START Source data

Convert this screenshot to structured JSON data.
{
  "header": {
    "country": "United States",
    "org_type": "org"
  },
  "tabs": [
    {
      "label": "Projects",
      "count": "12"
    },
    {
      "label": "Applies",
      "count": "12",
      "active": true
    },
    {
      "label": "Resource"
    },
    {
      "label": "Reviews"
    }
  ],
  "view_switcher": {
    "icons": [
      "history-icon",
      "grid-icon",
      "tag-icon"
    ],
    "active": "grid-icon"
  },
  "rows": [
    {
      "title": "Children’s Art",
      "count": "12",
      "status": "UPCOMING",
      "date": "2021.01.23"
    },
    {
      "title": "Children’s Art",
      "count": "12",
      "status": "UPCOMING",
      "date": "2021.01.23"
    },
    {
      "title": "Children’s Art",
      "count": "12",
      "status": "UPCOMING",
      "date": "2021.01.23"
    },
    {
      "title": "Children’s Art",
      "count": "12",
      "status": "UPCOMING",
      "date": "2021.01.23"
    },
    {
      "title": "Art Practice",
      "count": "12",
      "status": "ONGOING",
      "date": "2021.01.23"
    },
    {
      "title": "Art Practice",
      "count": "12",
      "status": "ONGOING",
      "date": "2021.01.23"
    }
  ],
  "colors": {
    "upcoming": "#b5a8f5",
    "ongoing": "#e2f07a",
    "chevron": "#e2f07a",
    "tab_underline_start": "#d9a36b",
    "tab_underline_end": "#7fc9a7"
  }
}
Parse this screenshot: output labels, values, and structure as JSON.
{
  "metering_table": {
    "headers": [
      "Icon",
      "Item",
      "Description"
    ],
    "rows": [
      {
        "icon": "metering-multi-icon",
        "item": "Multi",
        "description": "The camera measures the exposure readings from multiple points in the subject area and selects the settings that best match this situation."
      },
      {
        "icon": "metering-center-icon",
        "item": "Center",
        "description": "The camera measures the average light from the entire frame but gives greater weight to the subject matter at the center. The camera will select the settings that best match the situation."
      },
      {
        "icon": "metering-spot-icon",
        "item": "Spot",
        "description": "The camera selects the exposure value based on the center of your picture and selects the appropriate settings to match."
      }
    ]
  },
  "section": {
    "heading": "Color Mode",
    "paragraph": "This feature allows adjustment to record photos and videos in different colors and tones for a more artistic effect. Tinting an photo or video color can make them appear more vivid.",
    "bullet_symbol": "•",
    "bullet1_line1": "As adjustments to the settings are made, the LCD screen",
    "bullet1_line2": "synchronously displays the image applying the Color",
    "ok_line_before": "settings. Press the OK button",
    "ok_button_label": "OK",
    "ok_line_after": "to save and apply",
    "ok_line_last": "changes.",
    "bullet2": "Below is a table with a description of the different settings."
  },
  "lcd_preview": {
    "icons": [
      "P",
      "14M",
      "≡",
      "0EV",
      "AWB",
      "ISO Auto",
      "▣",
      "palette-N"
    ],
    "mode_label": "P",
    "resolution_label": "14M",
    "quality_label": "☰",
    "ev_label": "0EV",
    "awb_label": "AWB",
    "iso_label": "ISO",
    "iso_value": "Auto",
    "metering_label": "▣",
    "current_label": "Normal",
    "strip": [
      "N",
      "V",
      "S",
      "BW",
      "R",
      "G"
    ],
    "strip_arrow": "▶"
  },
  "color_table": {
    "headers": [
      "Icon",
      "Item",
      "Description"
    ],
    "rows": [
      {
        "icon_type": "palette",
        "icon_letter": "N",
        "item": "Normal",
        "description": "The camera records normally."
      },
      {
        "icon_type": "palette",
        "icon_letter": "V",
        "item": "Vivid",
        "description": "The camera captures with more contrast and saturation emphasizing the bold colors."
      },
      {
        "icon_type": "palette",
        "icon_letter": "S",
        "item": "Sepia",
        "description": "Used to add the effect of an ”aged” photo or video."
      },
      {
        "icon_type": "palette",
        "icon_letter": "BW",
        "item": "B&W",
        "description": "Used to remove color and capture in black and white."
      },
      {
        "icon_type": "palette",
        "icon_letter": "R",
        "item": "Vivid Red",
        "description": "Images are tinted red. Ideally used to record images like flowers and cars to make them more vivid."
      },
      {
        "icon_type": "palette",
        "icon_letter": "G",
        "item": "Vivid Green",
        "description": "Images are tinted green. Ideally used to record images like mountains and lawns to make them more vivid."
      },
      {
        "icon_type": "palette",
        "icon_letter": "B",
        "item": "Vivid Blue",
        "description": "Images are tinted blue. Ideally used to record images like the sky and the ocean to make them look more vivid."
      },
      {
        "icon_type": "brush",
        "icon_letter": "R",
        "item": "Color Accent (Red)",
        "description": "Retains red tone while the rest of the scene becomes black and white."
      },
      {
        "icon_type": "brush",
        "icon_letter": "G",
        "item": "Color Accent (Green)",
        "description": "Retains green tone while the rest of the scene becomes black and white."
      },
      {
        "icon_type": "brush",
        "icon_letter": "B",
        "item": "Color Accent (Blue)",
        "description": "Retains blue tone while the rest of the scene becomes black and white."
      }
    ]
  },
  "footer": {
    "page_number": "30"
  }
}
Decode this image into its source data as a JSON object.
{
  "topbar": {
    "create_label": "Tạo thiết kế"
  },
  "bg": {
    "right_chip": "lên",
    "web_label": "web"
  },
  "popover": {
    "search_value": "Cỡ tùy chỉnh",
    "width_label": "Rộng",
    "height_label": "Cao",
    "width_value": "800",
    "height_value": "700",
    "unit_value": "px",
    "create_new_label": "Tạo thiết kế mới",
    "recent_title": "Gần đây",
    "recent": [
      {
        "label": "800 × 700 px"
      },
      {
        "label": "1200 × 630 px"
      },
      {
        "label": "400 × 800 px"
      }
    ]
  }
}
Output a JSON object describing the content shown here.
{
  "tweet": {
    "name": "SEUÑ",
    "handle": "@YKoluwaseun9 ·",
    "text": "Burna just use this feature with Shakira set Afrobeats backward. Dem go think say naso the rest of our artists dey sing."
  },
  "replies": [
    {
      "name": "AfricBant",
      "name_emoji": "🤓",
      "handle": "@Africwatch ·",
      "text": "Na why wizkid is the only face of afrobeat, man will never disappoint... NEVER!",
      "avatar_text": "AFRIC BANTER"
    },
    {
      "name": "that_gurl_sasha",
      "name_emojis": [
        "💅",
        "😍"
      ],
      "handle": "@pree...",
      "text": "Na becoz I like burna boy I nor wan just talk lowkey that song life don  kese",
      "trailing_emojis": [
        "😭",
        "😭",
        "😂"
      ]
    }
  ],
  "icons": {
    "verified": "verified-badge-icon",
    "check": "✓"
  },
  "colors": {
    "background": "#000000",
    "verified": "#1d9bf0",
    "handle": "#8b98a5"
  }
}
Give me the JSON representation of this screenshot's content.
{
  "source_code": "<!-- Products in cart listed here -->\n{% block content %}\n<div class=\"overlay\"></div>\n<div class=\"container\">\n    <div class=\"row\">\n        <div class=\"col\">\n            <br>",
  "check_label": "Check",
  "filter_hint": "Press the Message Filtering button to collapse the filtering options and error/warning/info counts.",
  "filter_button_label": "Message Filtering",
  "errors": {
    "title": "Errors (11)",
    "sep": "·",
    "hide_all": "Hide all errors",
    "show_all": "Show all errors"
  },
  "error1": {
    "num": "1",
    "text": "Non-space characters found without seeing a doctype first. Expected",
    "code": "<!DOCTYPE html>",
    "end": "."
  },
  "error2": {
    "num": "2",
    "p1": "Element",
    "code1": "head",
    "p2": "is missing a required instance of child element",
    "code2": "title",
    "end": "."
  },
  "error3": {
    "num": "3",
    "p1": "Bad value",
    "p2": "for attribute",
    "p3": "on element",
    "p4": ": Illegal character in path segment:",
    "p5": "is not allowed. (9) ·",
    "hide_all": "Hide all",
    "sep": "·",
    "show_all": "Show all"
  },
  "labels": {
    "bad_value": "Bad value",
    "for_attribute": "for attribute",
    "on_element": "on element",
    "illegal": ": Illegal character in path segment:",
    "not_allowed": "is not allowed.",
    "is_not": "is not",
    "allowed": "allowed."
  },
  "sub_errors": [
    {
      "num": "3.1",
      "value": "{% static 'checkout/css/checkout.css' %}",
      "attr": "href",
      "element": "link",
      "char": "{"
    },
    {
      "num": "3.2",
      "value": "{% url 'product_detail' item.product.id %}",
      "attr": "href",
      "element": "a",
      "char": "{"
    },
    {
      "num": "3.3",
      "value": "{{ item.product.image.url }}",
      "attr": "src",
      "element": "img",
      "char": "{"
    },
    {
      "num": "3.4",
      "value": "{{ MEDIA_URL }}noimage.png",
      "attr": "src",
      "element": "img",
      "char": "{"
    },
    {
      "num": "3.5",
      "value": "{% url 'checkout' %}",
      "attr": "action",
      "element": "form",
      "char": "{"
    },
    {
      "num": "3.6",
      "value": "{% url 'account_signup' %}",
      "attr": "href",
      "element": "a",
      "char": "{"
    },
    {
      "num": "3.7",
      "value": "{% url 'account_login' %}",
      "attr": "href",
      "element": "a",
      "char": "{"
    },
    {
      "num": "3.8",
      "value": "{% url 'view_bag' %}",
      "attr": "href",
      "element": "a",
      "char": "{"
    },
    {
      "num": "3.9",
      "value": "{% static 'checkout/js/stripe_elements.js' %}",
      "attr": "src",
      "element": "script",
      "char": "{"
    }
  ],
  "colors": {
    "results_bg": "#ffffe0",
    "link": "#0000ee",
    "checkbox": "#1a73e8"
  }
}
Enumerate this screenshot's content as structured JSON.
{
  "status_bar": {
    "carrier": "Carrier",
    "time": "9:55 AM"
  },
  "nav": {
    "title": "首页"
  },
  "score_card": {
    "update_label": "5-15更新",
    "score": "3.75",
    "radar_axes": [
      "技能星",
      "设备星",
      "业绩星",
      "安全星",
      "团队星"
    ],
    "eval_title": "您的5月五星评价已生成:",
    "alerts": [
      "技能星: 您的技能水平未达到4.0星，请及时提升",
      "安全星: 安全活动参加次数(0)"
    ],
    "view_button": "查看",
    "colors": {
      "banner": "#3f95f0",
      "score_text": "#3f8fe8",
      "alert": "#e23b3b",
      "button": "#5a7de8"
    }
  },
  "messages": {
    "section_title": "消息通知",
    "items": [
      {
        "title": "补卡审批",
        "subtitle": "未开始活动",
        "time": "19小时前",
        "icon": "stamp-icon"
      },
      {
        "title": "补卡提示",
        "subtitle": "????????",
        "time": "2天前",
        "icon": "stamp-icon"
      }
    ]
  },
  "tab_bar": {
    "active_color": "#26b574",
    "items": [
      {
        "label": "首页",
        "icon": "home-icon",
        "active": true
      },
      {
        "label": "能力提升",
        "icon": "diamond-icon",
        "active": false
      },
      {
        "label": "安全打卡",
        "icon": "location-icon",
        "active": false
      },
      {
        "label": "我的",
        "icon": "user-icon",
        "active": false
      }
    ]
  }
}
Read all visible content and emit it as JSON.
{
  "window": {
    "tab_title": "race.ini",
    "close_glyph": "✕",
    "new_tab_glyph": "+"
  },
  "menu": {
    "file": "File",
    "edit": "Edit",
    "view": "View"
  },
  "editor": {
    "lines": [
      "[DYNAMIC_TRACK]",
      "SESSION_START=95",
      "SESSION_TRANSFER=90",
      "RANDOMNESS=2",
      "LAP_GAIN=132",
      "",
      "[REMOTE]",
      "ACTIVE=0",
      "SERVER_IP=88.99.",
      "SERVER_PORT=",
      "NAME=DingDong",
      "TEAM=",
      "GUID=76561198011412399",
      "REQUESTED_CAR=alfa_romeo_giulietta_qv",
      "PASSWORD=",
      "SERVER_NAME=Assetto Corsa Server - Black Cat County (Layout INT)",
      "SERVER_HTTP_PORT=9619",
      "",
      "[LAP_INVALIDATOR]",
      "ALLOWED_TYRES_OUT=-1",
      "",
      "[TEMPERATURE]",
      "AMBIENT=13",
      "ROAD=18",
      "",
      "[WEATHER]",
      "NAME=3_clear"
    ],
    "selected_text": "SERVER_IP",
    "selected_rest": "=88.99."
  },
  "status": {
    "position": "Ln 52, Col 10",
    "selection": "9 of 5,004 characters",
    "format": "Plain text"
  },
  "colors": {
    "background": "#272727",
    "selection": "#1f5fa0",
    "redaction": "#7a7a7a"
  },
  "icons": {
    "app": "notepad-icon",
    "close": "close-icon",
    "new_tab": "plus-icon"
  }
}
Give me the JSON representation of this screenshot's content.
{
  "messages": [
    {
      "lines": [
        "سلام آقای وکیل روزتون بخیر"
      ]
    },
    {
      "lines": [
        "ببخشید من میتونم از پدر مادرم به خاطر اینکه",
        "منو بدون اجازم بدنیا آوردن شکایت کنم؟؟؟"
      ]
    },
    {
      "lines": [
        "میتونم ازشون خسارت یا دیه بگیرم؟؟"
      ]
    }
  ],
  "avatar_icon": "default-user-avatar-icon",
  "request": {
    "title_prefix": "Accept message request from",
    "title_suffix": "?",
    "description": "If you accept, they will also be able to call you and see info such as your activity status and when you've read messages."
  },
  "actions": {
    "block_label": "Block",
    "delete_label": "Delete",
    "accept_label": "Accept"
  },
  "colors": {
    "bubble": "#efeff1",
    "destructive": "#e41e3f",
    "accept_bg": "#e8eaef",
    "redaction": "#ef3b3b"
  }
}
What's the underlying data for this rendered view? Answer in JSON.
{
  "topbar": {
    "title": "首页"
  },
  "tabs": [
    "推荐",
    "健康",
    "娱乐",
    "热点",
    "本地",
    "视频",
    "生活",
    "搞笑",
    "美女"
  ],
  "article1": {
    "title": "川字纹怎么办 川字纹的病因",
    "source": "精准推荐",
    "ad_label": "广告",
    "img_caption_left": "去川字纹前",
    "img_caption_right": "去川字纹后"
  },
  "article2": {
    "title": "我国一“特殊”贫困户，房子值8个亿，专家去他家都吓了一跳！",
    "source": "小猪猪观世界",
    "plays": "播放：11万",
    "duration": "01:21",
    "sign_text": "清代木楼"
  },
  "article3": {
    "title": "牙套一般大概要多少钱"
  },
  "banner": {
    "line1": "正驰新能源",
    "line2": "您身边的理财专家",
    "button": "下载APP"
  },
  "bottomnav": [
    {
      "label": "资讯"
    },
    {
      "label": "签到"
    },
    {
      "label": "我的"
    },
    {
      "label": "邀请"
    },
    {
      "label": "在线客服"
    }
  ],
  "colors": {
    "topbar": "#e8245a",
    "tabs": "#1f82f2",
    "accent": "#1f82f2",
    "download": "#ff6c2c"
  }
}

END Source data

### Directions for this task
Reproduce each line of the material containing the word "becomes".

### Answer to this exercise
        "description": "Retains red tone while the rest of the scene becomes black and white."
        "description": "Retains green tone while the rest of the scene becomes black and white."
        "description": "Retains blue tone while the rest of the scene becomes black and white."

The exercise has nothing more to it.